▶ Exercise
Pictures aside, write every record out again word for word.

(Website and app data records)
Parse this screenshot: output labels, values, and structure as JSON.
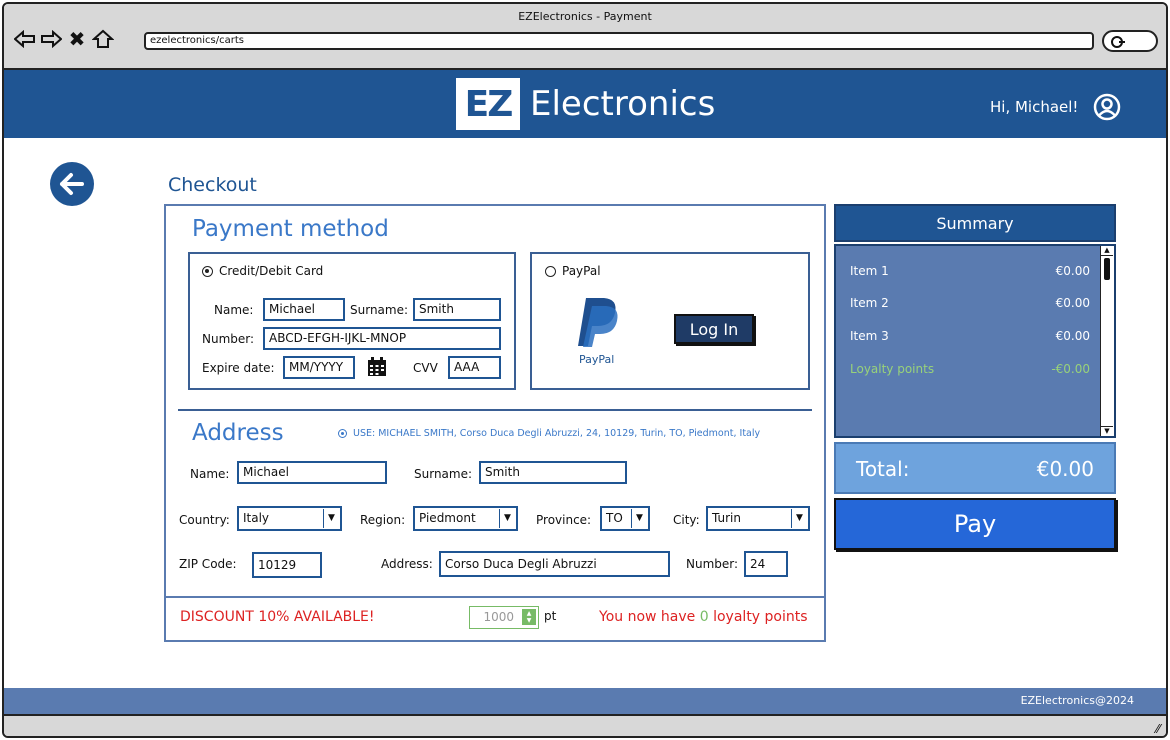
{
  "window": {
    "title": "EZElectronics - Payment",
    "url": "ezelectronics/carts"
  },
  "header": {
    "logo_mark": "EZ",
    "logo_text": "Electronics",
    "greeting": "Hi, Michael!"
  },
  "page": {
    "title": "Checkout"
  },
  "payment": {
    "section_title": "Payment method",
    "card_option": "Credit/Debit Card",
    "name_label": "Name:",
    "name_value": "Michael",
    "surname_label": "Surname:",
    "surname_value": "Smith",
    "number_label": "Number:",
    "number_value": "ABCD-EFGH-IJKL-MNOP",
    "expire_label": "Expire date:",
    "expire_value": "MM/YYYY",
    "cvv_label": "CVV",
    "cvv_value": "AAA",
    "paypal_option": "PayPal",
    "paypal_caption": "PayPal",
    "login_label": "Log In"
  },
  "address": {
    "section_title": "Address",
    "use_text": "USE:  MICHAEL SMITH, Corso Duca Degli Abruzzi, 24, 10129, Turin, TO, Piedmont, Italy",
    "name_label": "Name:",
    "name_value": "Michael",
    "surname_label": "Surname:",
    "surname_value": "Smith",
    "country_label": "Country:",
    "country_value": "Italy",
    "region_label": "Region:",
    "region_value": "Piedmont",
    "province_label": "Province:",
    "province_value": "TO",
    "city_label": "City:",
    "city_value": "Turin",
    "zip_label": "ZIP Code:",
    "zip_value": "10129",
    "address_label": "Address:",
    "address_value": "Corso Duca Degli Abruzzi",
    "number_label": "Number:",
    "number_value": "24"
  },
  "discount": {
    "message": "DISCOUNT 10% AVAILABLE!",
    "points_value": "1000",
    "points_unit": "pt",
    "loyalty_prefix": "You now have ",
    "loyalty_count": "0",
    "loyalty_suffix": " loyalty points"
  },
  "summary": {
    "title": "Summary",
    "items": [
      {
        "name": "Item 1",
        "price": "€0.00"
      },
      {
        "name": "Item 2",
        "price": "€0.00"
      },
      {
        "name": "Item 3",
        "price": "€0.00"
      }
    ],
    "loyalty_label": "Loyalty points",
    "loyalty_value": "-€0.00",
    "total_label": "Total:",
    "total_value": "€0.00",
    "pay_label": "Pay"
  },
  "footer": {
    "text": "EZElectronics@2024"
  },
  "colors": {
    "brand": "#1f5593",
    "accent": "#3a78c8",
    "pay": "#2567d8",
    "alert": "#dd2222",
    "positive": "#77bb66"
  }
}
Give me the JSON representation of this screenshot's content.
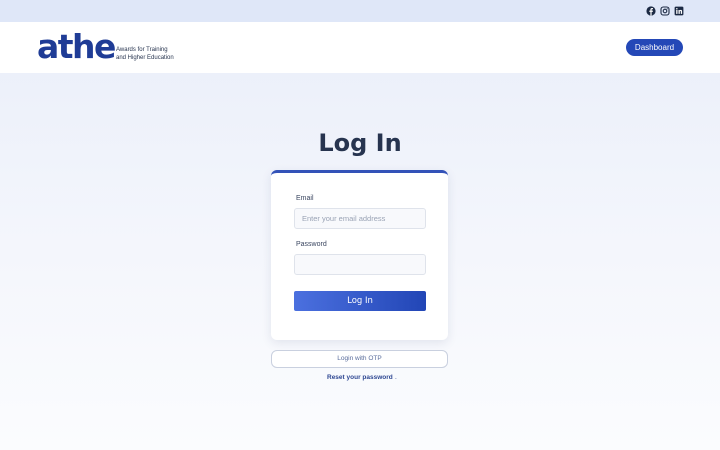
{
  "topbar": {
    "social_icons": [
      "facebook-icon",
      "instagram-icon",
      "linkedin-icon"
    ]
  },
  "header": {
    "logo_text": "athe",
    "tagline_line1": "Awards for Training",
    "tagline_line2": "and Higher Education",
    "dashboard_label": "Dashboard"
  },
  "main": {
    "title": "Log In",
    "email_label": "Email",
    "email_placeholder": "Enter your email address",
    "email_value": "",
    "password_label": "Password",
    "password_value": "",
    "login_button_label": "Log In",
    "otp_button_label": "Login with OTP",
    "reset_link_label": "Reset your password",
    "reset_suffix": "."
  },
  "colors": {
    "brand_blue": "#2448b7",
    "topbar_bg": "#dfe7f8",
    "text_dark": "#27344f"
  }
}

▶ Output
Parse this screenshot: output labels, values, and structure as JSON.
{
  "window": {
    "title": "EZElectronics - Payment",
    "url": "ezelectronics/carts"
  },
  "header": {
    "logo_mark": "EZ",
    "logo_text": "Electronics",
    "greeting": "Hi, Michael!"
  },
  "page": {
    "title": "Checkout"
  },
  "payment": {
    "section_title": "Payment method",
    "card_option": "Credit/Debit Card",
    "name_label": "Name:",
    "name_value": "Michael",
    "surname_label": "Surname:",
    "surname_value": "Smith",
    "number_label": "Number:",
    "number_value": "ABCD-EFGH-IJKL-MNOP",
    "expire_label": "Expire date:",
    "expire_value": "MM/YYYY",
    "cvv_label": "CVV",
    "cvv_value": "AAA",
    "paypal_option": "PayPal",
    "paypal_caption": "PayPal",
    "login_label": "Log In"
  },
  "address": {
    "section_title": "Address",
    "use_text": "USE:  MICHAEL SMITH, Corso Duca Degli Abruzzi, 24, 10129, Turin, TO, Piedmont, Italy",
    "name_label": "Name:",
    "name_value": "Michael",
    "surname_label": "Surname:",
    "surname_value": "Smith",
    "country_label": "Country:",
    "country_value": "Italy",
    "region_label": "Region:",
    "region_value": "Piedmont",
    "province_label": "Province:",
    "province_value": "TO",
    "city_label": "City:",
    "city_value": "Turin",
    "zip_label": "ZIP Code:",
    "zip_value": "10129",
    "address_label": "Address:",
    "address_value": "Corso Duca Degli Abruzzi",
    "number_label": "Number:",
    "number_value": "24"
  },
  "discount": {
    "message": "DISCOUNT 10% AVAILABLE!",
    "points_value": "1000",
    "points_unit": "pt",
    "loyalty_prefix": "You now have ",
    "loyalty_count": "0",
    "loyalty_suffix": " loyalty points"
  },
  "summary": {
    "title": "Summary",
    "items": [
      {
        "name": "Item 1",
        "price": "€0.00"
      },
      {
        "name": "Item 2",
        "price": "€0.00"
      },
      {
        "name": "Item 3",
        "price": "€0.00"
      }
    ],
    "loyalty_label": "Loyalty points",
    "loyalty_value": "-€0.00",
    "total_label": "Total:",
    "total_value": "€0.00",
    "pay_label": "Pay"
  },
  "footer": {
    "text": "EZElectronics@2024"
  },
  "colors": {
    "brand": "#1f5593",
    "accent": "#3a78c8",
    "pay": "#2567d8",
    "alert": "#dd2222",
    "positive": "#77bb66"
  }
}
Give me the JSON representation of this screenshot's content.
{
  "topbar": {
    "social_icons": [
      "facebook-icon",
      "instagram-icon",
      "linkedin-icon"
    ]
  },
  "header": {
    "logo_text": "athe",
    "tagline_line1": "Awards for Training",
    "tagline_line2": "and Higher Education",
    "dashboard_label": "Dashboard"
  },
  "main": {
    "title": "Log In",
    "email_label": "Email",
    "email_placeholder": "Enter your email address",
    "email_value": "",
    "password_label": "Password",
    "password_value": "",
    "login_button_label": "Log In",
    "otp_button_label": "Login with OTP",
    "reset_link_label": "Reset your password",
    "reset_suffix": "."
  },
  "colors": {
    "brand_blue": "#2448b7",
    "topbar_bg": "#dfe7f8",
    "text_dark": "#27344f"
  }
}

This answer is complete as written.